ATIKU ABUBAKAR, presidential candidate of Peoples Democratic Party, PDP, responded, that Economist Magazine failed in objectivity, balance and fairness in arriving at its prediction. Phrank Shaibu, Special Assistant on Public Communication and Strategy to Atiku, said the forecast was a “poorly-executed hatchet job”.

Shaibu’s statement said: “The political camp of the PDP presidential candidate has described as a poorly-executed hatchet job, the prediction by The Economist of London, in which the magazine put on the garb of a partisan and made no pretenses to professionalism while predicting that President Buhari will win next year’s poll”.

“With the tacit endorsement of President Muhammadu Buhari for a second term, in its current edition, the erstwhile influential news magazine has hit a new low by throwing all pretences to the wind to take up the job of presidential spokespersons.

‘’It is common knowledge that the Economist’s fortunes have taken a nosedive in recent months with its flip-flop on issues, especially as it pertains the upcoming presidential election in Nigeria.  But the magazine hit a new low in its current edition, The World in 2019, where it made projections of issues and events that will shape the year 2019 across many countries including Nigeria”, the stated added.

Shaibu said it was scandalous that the magazine predicted victory for APC candidate even when, in another breath, it said Buhari’s second coming portends disaster for Nigeria. It was equally strange that the magazine whose Intelligence Unit predicted that Atiku will lead the new government come 2019, now made U-turn to endorse President Buhari, he added.


‘’But we hasten to say that with or without the endorsement of The Economist or any news medium for that matter, we will defeat Buhari fair and square,” he said.

Shaibu said when on May 29, 2019 Atiku Abubakar is sworn in as the President of Nigeria, The Economist will have to look elsewhere for patronage, since there will be no more room for cash and carry forecasts, and fully-paid for endorsements.

Lanre Issa Onilu, National Publicity Secretary of the All Progressives Congress, APC, on his part said: “I will say that The Economist is just living up to its reputation. What the magazine has said is not new to most Nigerians; it is a report of the reality.

His words: “I am not surprised that PDP did not find the report palatable.
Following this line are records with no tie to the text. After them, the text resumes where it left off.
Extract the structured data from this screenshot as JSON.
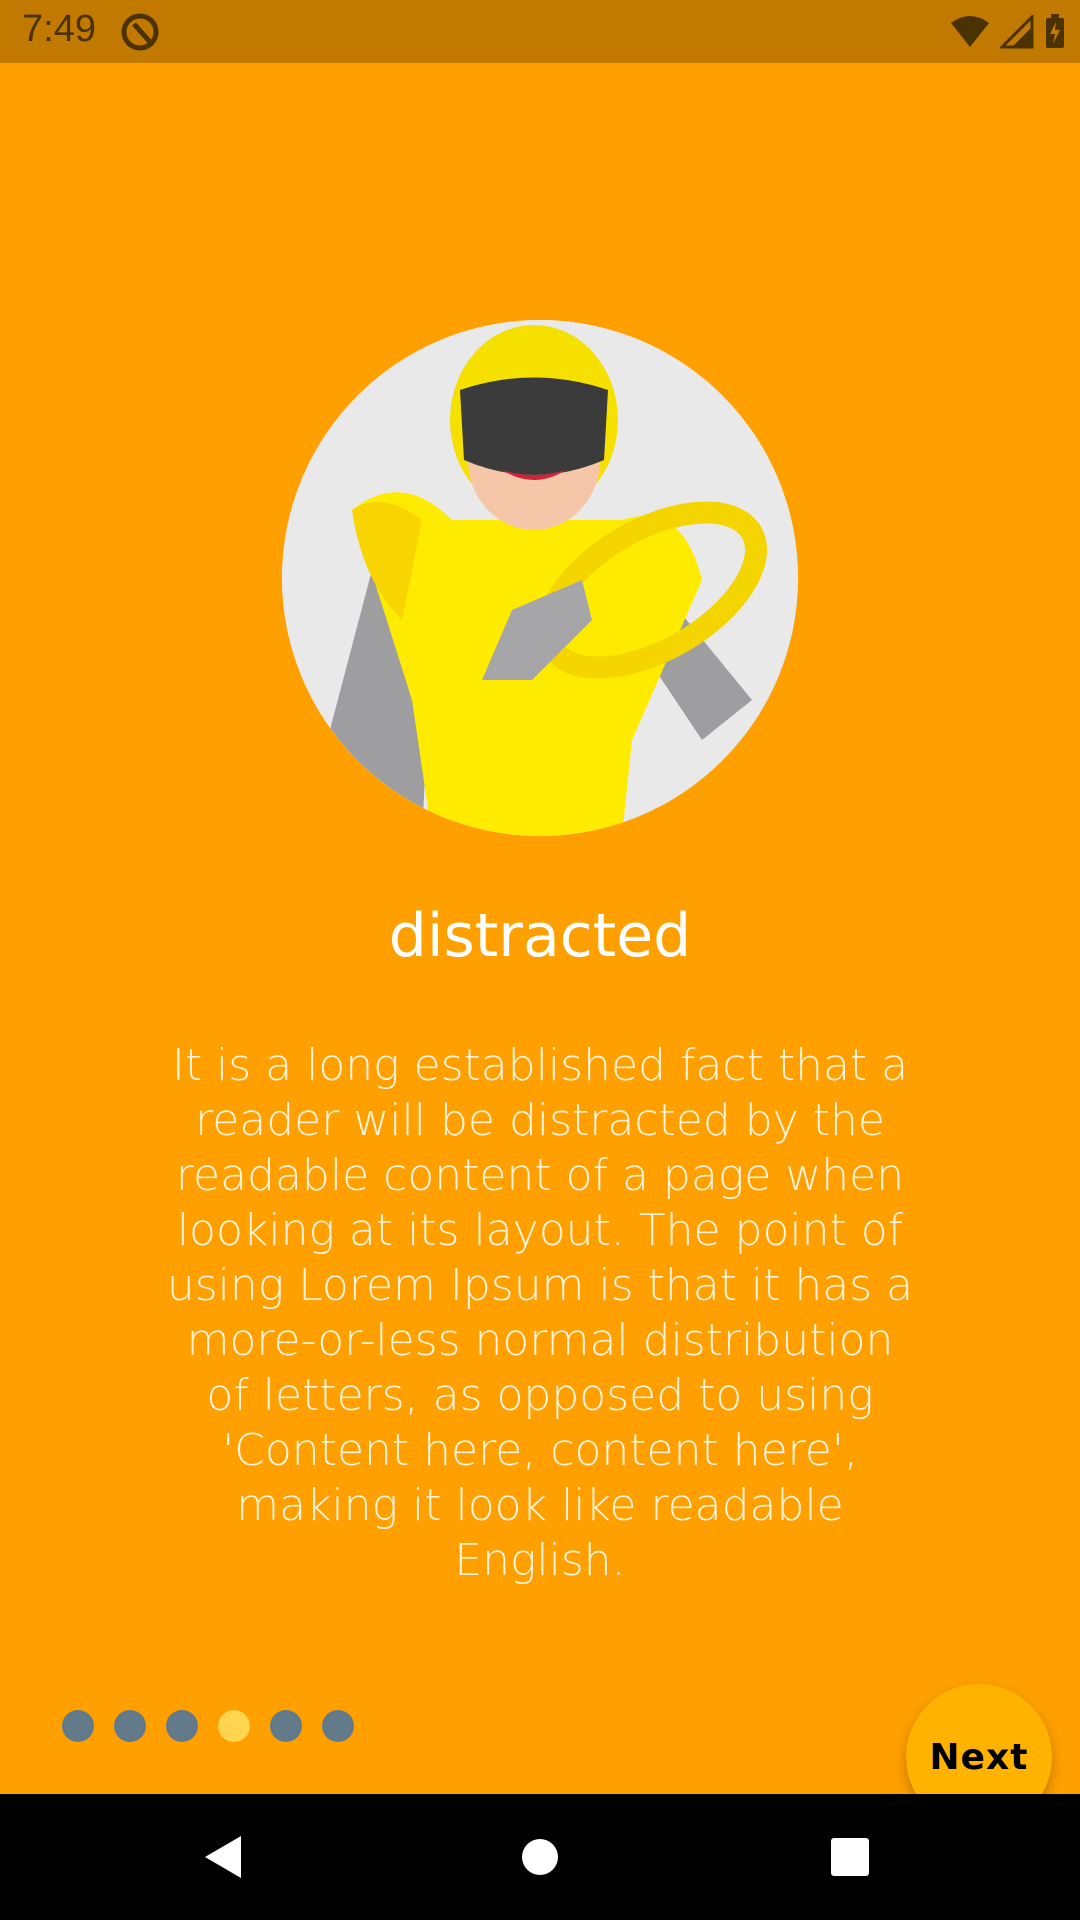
{
  "status": {
    "time": "7:49",
    "app_icon": "q-circle-icon",
    "signal_icons": [
      "wifi-icon",
      "cell-signal-icon",
      "battery-charging-icon"
    ]
  },
  "onboarding": {
    "title": "distracted",
    "description": "It is a long established fact that a reader will be distracted by the readable content of a page when looking at its layout. The point of using Lorem Ipsum is that it has a more-or-less normal distribution of letters, as opposed to using 'Content here, content here', making it look like readable English.",
    "page_count": 6,
    "active_page": 4,
    "next_label": "Next"
  },
  "colors": {
    "background": "#FFA000",
    "status_bar": "#C17900",
    "dot_inactive": "#637A8B",
    "dot_active": "#FFD54F",
    "next_button": "#FFB300"
  },
  "nav": {
    "icons": [
      "back-icon",
      "home-icon",
      "recents-icon"
    ]
  }
}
For a political party that has been living in denial, instead of addressing issues as copiously enumerated by The Economist, PDP has chosen to behave like a baby whose toy has just been taken away from him or her”.
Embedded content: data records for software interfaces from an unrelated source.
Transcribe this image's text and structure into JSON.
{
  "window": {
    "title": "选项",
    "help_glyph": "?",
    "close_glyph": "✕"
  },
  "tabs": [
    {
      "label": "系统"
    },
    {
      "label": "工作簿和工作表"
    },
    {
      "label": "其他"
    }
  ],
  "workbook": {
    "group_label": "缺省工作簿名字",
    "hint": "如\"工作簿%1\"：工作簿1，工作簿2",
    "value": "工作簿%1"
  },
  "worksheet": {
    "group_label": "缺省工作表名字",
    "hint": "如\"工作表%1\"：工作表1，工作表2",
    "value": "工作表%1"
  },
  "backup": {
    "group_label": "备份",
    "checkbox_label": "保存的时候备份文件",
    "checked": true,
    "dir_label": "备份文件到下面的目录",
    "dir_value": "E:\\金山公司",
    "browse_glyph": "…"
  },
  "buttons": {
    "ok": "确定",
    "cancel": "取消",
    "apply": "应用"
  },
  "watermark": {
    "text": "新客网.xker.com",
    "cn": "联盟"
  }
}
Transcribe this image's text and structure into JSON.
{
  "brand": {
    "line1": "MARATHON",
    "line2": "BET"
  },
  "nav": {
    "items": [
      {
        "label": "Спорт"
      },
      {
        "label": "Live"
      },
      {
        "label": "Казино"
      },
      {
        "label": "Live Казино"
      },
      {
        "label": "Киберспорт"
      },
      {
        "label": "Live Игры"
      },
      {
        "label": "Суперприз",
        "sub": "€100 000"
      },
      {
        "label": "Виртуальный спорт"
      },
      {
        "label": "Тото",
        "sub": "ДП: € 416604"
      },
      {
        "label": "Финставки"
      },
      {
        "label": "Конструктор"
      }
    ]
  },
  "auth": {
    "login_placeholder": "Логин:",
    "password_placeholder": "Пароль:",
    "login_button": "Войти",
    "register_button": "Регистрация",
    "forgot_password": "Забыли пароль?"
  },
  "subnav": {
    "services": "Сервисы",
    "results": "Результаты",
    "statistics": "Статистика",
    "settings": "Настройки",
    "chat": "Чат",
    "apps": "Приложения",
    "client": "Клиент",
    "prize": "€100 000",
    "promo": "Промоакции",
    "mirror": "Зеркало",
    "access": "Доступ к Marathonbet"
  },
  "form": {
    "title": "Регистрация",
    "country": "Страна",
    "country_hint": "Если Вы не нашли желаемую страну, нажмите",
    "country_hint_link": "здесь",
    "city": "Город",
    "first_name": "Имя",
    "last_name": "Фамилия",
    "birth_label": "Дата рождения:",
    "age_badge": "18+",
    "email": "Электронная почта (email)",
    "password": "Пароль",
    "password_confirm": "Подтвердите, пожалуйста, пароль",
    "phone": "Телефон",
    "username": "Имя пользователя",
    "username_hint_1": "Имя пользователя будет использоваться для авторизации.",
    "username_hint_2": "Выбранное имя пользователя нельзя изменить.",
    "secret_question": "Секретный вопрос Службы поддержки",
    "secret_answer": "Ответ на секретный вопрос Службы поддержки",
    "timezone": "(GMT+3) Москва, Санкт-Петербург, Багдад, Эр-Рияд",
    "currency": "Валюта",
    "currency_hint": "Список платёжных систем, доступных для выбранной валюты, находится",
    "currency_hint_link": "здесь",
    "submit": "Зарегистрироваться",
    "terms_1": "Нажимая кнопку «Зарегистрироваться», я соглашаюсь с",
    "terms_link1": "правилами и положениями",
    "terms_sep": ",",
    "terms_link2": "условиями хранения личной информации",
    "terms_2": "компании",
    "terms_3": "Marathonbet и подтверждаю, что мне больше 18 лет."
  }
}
Given the indexes on ground, the call on who becomes Nigeria’s next President  in 2019, between Buhari and Atiku will be very close. Certainly, not on The Economist very simple prediction that “opposition coalition may collapses before 2019 general election, and this may give way for re-emergence of incumbent President Muhammadu Buhari”.